I had to put my foot down in order to hang onto this beautiful purple cauliflower yesterday. I was wandering around to all the booths, surveying the land as I always do and I came upon the purple treasure at my favorite farmer lady's stand (I don't know her name, how awful am I?). I thanked her for having it and told her I only ate it because it was purple. Another customer at the stand started asking how I prepared it and a whole conversation began between the three of us ladies about cauliflower prep.

Anyway, I had the last purple one, the rest were orange or white. And she tried and tried but I wasn't going to give her the purple one. "The orange ones are good, too!" I exclaimed. "They have different vitamins!"

She still wanted the purple one, but it was obvious I wasn't going to budge. So she gave up and picked up an orange head of cauliflower; something she wasn't going to do before I had arrived and sparked the cauliflower conversation.

There's a lesson in there for me...

And for you - my purple cauliflower prep, along with chicken and white sweet potatoes.
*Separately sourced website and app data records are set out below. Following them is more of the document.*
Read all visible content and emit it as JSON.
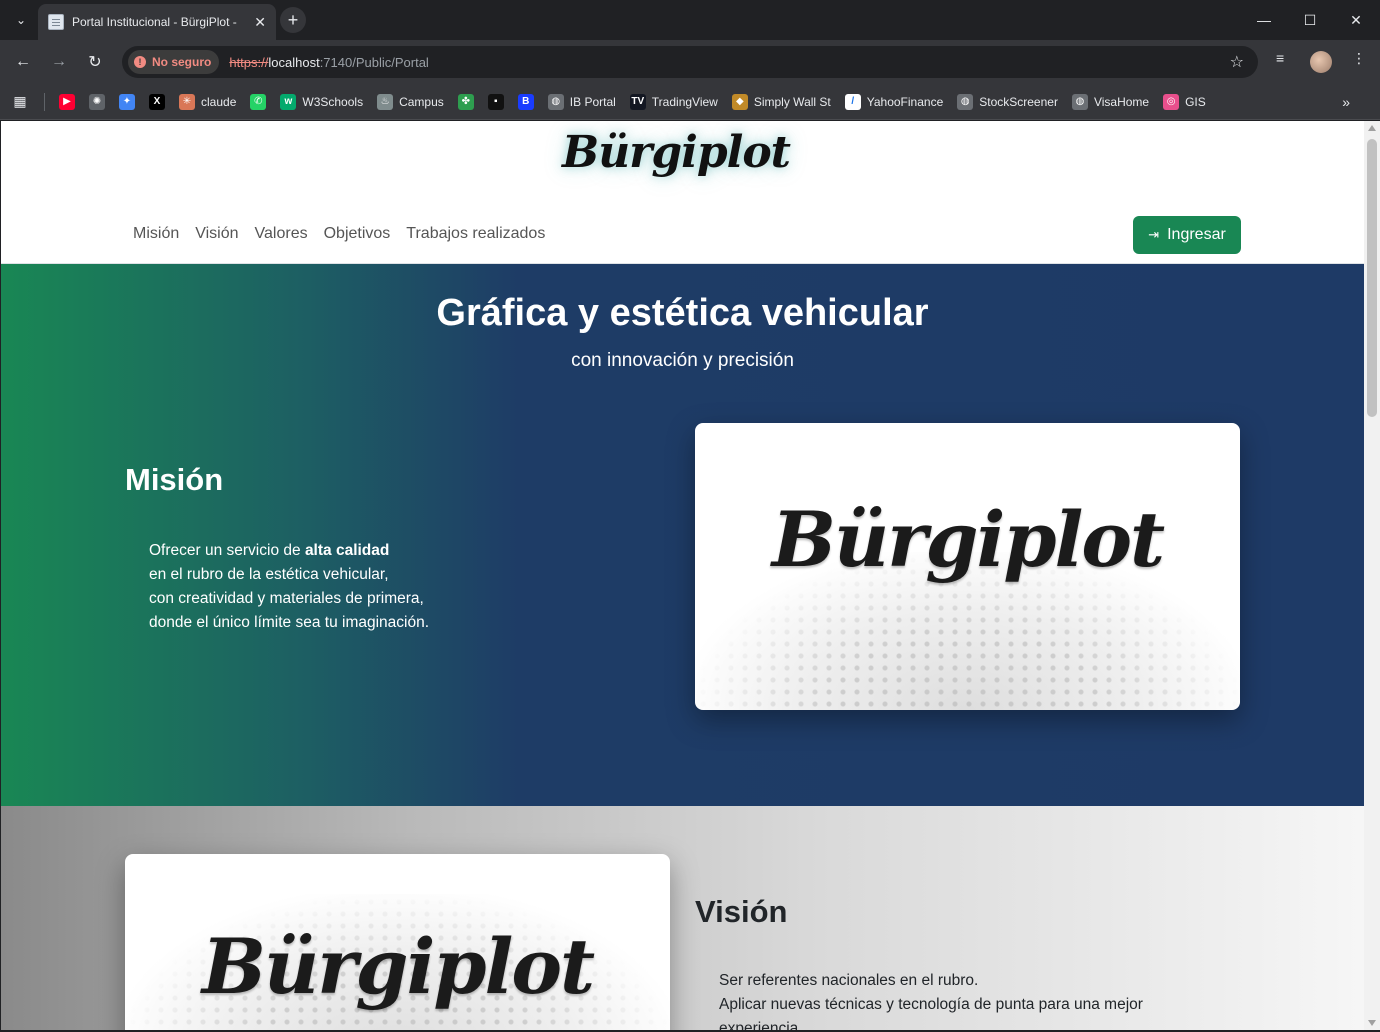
{
  "browser": {
    "tab_title": "Portal Institucional - BürgiPlot -",
    "not_secure_label": "No seguro",
    "url_proto": "https://",
    "url_host": "localhost",
    "url_path": ":7140/Public/Portal",
    "bookmarks": [
      {
        "label": "",
        "icon": "youtube-music-icon",
        "color": "#ff0033",
        "glyph": "▶"
      },
      {
        "label": "",
        "icon": "openai-icon",
        "color": "#5f6368",
        "glyph": "✺"
      },
      {
        "label": "",
        "icon": "gemini-icon",
        "color": "#4285f4",
        "glyph": "✦"
      },
      {
        "label": "",
        "icon": "x-icon",
        "color": "#000000",
        "glyph": "X"
      },
      {
        "label": "claude",
        "icon": "claude-icon",
        "color": "#d97757",
        "glyph": "✳"
      },
      {
        "label": "",
        "icon": "whatsapp-icon",
        "color": "#25d366",
        "glyph": "✆"
      },
      {
        "label": "W3Schools",
        "icon": "w3schools-icon",
        "color": "#04aa6d",
        "glyph": "w"
      },
      {
        "label": "Campus",
        "icon": "campus-icon",
        "color": "#7f8c8d",
        "glyph": "♨"
      },
      {
        "label": "",
        "icon": "clover-icon",
        "color": "#2e9e4f",
        "glyph": "✤"
      },
      {
        "label": "",
        "icon": "terminal-icon",
        "color": "#111111",
        "glyph": "▪"
      },
      {
        "label": "",
        "icon": "b-icon",
        "color": "#1a3cff",
        "glyph": "B"
      },
      {
        "label": "IB Portal",
        "icon": "globe-icon",
        "color": "#6b6f74",
        "glyph": "◍"
      },
      {
        "label": "TradingView",
        "icon": "tradingview-icon",
        "color": "#131722",
        "glyph": "TV"
      },
      {
        "label": "Simply Wall St",
        "icon": "simplywallst-icon",
        "color": "#c18a28",
        "glyph": "◆"
      },
      {
        "label": "YahooFinance",
        "icon": "yahoofinance-icon",
        "color": "#ffffff",
        "glyph": "/"
      },
      {
        "label": "StockScreener",
        "icon": "globe-icon",
        "color": "#6b6f74",
        "glyph": "◍"
      },
      {
        "label": "VisaHome",
        "icon": "globe-icon",
        "color": "#6b6f74",
        "glyph": "◍"
      },
      {
        "label": "GIS",
        "icon": "gis-icon",
        "color": "#e84f8c",
        "glyph": "◎"
      }
    ]
  },
  "site": {
    "logo_text": "Bürgiplot",
    "nav": [
      "Misión",
      "Visión",
      "Valores",
      "Objetivos",
      "Trabajos realizados"
    ],
    "login_label": "Ingresar",
    "hero_title": "Gráfica y estética vehicular",
    "hero_subtitle": "con innovación y precisión",
    "mision": {
      "heading": "Misión",
      "line1_pre": "Ofrecer un servicio de ",
      "line1_bold": "alta calidad",
      "line2": "en el rubro de la estética vehicular,",
      "line3": "con creatividad y materiales de primera,",
      "line4": "donde el único límite sea tu imaginación."
    },
    "vision": {
      "heading": "Visión",
      "line1": "Ser referentes nacionales en el rubro.",
      "line2": "Aplicar nuevas técnicas y tecnología de punta para una mejor",
      "line3": "experiencia."
    }
  }
}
One whole organic 5 pound chicken bought on sale

One handful of Herbs de Dionysus (oregano and rosemary)

One large white sweet potato

One head of purple cauliflower

Penzy's Northwoods Seasoning

Remove chicken innards from still-frozen chicken cavity without freezing your hand. Stuff with herbs and cover chicken with Northwoods Seasoning (washing your hands every 15 seconds so you don't get salmonella on everything). Bake at 350 for about 45 minutes. Then add chopped, skinless sweet potato lightly tossed in salt, pepper and olive oil. About 30 minutes later add cauliflower florets also tossed in salt, pepper and olive oil. Stir potatoes while the oven is open. Stir it all again in about 20 minutes to make sure it's all covered in chicken-fat-goodness and continue to cook until the bird is done. About 1 hour 45 minutes to two hours for a bird of that size.

We ate almost all of it, but the leftovers will find themselves in something grand. I'm preparing to teach a Dinner for Two class for Trumbull Adult Ed in February! Start saving your pennies, folks! More info soon, stay tuned!


Tuesday, November 1, 2011 Unoccupy The Mall This Holiday Season

I've gotta be honest, I've never been a fan of the commercial side of the Holiday Season. Christmas, Hanukkah, it doesn't matter, I hate them all equally. I'm not a fan of shopping, crowds, shopping in get the picture. Compounding this is my hatred of trends, fashion, must-haves, marketing, people being sheep...

That's the big one right there. And if ever there were a year to separate yourself from the herd this is it. With all that's going on in the world; the occupy movement, class warfare, evil corporations, however you want to put it - do you want to fund that? Stop and really think about where your money is going. Do you want them to have it? Do they really need that multi-million dollar bonus?

Heck, keep thinking. Was it made in America? Is the company in America? Do they take care of their employees? Do the employees have health insurance or are they scheduled for 34 hours a week so they're not full-time?

Oh yeah, baby, I'm asking you to be uber-socially-aware this Holiday Season. I'm asking you to give up the commercialism and instead take up some homemade activism. Make shit. Make cookies, cakes, ornaments, greeting cards, wrapping paper, gifts. Buy only homemade, handmade, homegrown gifts. Make Etsy your friggin' homepage if you have to. You got me?

Here are a couple of links -

Handmade natural soap by Olive & Oud
Awesome jewlery from The Bitchy Waiter

And you can always visit the band page and buy some local music \m/

Rock on! I'll keep bugging you about this. I promise :)